Scoparia semiamplalis is a widespread and abundant species in native forest areas. The species presents stable populations.
Scoparia semiamplalis is known in native forests of Flores, Faial, Pico, S. Jorge, Terceira, S. Miguel and Santa Maria islands (Azores). We assume that the larvae are specialist herbivores and adults pollinators. The adult flies from April to October (Nuss et al. 1997), having possibly two or more generations per year. Altitudinal range: 50-900 m.

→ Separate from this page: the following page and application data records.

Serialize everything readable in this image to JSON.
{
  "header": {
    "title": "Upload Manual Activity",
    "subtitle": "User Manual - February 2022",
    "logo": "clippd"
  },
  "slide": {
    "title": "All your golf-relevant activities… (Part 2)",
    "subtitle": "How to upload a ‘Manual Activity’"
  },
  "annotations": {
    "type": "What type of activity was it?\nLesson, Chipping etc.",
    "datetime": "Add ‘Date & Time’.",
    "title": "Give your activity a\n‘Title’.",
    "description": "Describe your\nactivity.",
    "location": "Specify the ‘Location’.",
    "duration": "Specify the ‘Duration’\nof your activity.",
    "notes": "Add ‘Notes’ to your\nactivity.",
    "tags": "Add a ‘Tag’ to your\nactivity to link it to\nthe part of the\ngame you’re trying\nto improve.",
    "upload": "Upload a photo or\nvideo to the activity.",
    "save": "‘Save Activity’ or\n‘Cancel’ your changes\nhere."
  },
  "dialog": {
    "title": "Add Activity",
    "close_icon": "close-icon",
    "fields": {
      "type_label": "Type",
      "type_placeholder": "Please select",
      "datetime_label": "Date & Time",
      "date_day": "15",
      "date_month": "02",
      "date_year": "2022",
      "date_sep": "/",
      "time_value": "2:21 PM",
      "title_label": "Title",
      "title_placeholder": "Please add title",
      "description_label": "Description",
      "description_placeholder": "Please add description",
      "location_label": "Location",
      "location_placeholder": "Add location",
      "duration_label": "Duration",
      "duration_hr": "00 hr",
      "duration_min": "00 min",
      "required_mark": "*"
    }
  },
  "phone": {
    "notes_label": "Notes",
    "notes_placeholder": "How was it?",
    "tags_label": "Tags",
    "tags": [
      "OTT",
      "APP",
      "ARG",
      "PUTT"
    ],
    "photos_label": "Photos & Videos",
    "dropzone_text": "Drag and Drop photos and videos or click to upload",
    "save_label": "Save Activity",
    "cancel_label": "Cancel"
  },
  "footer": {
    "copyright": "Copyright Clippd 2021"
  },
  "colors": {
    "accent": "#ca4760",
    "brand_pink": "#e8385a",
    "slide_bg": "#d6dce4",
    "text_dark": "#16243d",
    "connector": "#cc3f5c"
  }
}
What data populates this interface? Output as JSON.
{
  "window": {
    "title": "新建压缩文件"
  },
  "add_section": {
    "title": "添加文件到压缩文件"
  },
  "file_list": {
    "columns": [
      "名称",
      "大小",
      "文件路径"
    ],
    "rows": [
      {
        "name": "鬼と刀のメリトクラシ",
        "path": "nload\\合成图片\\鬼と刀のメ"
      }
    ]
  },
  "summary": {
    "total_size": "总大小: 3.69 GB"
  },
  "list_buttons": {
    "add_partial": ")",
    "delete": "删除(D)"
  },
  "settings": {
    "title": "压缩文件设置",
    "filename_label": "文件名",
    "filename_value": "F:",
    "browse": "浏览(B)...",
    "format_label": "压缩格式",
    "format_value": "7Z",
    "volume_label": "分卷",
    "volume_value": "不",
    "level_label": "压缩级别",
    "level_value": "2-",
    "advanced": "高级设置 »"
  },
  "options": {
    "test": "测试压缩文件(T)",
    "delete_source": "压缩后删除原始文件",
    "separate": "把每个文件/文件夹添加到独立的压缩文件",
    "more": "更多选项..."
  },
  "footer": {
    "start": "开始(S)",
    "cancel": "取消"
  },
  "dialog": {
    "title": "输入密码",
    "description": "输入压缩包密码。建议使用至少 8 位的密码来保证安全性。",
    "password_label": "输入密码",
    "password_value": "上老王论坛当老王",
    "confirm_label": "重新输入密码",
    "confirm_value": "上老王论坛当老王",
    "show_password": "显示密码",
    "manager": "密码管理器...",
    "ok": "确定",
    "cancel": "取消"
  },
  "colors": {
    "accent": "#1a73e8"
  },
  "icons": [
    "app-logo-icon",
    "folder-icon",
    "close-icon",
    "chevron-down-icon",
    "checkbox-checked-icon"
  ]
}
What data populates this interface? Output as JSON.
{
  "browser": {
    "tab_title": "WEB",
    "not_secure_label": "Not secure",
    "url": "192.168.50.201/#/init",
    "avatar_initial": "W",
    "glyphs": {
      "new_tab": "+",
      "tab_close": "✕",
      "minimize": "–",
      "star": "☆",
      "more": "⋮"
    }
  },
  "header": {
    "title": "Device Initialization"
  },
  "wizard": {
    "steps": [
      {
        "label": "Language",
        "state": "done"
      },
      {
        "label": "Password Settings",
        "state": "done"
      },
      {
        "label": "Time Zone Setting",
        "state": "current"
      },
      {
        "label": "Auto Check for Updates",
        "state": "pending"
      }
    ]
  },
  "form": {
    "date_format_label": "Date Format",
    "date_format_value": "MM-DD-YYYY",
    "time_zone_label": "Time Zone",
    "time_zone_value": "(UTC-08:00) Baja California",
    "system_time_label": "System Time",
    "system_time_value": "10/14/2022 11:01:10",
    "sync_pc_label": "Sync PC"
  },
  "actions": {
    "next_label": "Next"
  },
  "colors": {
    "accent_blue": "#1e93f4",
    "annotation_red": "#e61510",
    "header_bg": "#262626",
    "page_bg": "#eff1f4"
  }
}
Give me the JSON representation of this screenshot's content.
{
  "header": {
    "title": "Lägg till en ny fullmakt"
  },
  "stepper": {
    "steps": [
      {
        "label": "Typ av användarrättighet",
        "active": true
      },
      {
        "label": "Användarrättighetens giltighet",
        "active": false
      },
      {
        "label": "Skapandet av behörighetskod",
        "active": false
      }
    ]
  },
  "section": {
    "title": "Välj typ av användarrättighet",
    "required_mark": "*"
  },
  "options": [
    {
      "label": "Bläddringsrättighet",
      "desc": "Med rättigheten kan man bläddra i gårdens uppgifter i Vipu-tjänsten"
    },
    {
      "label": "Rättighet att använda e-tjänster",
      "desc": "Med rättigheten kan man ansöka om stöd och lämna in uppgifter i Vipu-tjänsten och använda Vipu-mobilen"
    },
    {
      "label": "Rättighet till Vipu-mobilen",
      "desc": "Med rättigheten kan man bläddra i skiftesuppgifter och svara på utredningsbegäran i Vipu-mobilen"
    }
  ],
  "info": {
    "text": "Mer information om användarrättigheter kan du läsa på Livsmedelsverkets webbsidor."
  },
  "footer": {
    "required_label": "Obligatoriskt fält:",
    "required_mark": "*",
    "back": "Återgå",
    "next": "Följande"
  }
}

In the past, the species has probably strongly declined due to changes in habitat size and quality, mostly the creation of pastures (Triantis et al. 2010). Currently invasive plants Pittosporum undulatum and Hedychium gardneranum are changing some of the areas and decreasing the quality of the habitat. These changes are decreasing the relative cover of endemic plants and changing the soil cover (decreasing the cover of bryophytes and ferns). Based on Ferreira et al. (2016) the habitat will further decline as a consequence of climate change (increasing number of droughts and habitat shifting & alteration).
The species is not protected by regional law. Its habitat is in regionally protected areas (Natural Parks of Faial, Flores, Pico, S. Jorge, Terceira, São Miguel and Sta. Maria). Degraded habitats should be restored and a strategy needs to be developed to address the future threat by climate change. It is necessary a monitoring plan for the invertebrate community in the habitat in order to contribute to the conservation of this species. A habitat management plan is needed and anticipated to be developed during the coming years. Monitoring every ten years using the BALA protocol will inform about habitat quality (see e.g. Gaspar et al. 2010).